Input records: Begin

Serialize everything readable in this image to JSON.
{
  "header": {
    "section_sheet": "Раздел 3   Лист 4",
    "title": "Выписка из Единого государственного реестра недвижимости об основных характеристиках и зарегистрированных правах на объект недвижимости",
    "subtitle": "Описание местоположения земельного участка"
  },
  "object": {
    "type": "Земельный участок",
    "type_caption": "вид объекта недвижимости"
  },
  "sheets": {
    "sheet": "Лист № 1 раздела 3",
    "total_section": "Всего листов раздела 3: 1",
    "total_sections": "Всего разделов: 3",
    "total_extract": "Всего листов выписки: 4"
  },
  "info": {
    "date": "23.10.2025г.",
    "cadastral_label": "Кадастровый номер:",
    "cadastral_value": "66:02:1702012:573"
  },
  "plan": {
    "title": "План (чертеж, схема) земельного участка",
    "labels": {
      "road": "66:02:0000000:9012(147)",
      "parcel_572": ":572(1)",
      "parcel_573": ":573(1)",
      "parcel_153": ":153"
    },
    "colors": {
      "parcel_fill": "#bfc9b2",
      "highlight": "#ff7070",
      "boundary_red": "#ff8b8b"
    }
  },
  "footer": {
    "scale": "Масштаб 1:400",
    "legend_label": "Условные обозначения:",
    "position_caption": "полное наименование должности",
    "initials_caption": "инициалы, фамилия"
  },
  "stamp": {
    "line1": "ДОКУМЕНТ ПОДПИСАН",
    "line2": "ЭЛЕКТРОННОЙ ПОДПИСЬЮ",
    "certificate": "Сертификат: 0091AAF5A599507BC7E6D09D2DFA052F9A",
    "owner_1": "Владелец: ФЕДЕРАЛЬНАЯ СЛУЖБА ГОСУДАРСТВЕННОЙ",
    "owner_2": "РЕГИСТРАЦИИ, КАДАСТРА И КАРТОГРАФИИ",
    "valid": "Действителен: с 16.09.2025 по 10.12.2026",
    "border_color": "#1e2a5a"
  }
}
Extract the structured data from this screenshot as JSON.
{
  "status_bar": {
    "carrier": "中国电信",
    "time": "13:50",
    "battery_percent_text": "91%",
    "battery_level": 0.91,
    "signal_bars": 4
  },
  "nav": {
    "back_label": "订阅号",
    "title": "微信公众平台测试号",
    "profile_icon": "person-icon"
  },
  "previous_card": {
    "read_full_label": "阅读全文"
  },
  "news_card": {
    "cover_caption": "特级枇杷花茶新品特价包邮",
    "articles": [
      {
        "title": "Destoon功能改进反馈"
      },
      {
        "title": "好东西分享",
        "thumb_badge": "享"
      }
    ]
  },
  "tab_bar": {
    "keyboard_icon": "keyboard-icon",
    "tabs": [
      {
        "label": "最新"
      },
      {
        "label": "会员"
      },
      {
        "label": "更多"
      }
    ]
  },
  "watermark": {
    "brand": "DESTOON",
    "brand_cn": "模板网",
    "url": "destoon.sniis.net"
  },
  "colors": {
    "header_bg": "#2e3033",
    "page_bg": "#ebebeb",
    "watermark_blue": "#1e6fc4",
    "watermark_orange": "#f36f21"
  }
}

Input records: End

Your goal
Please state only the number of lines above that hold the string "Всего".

Answer to this exercise
3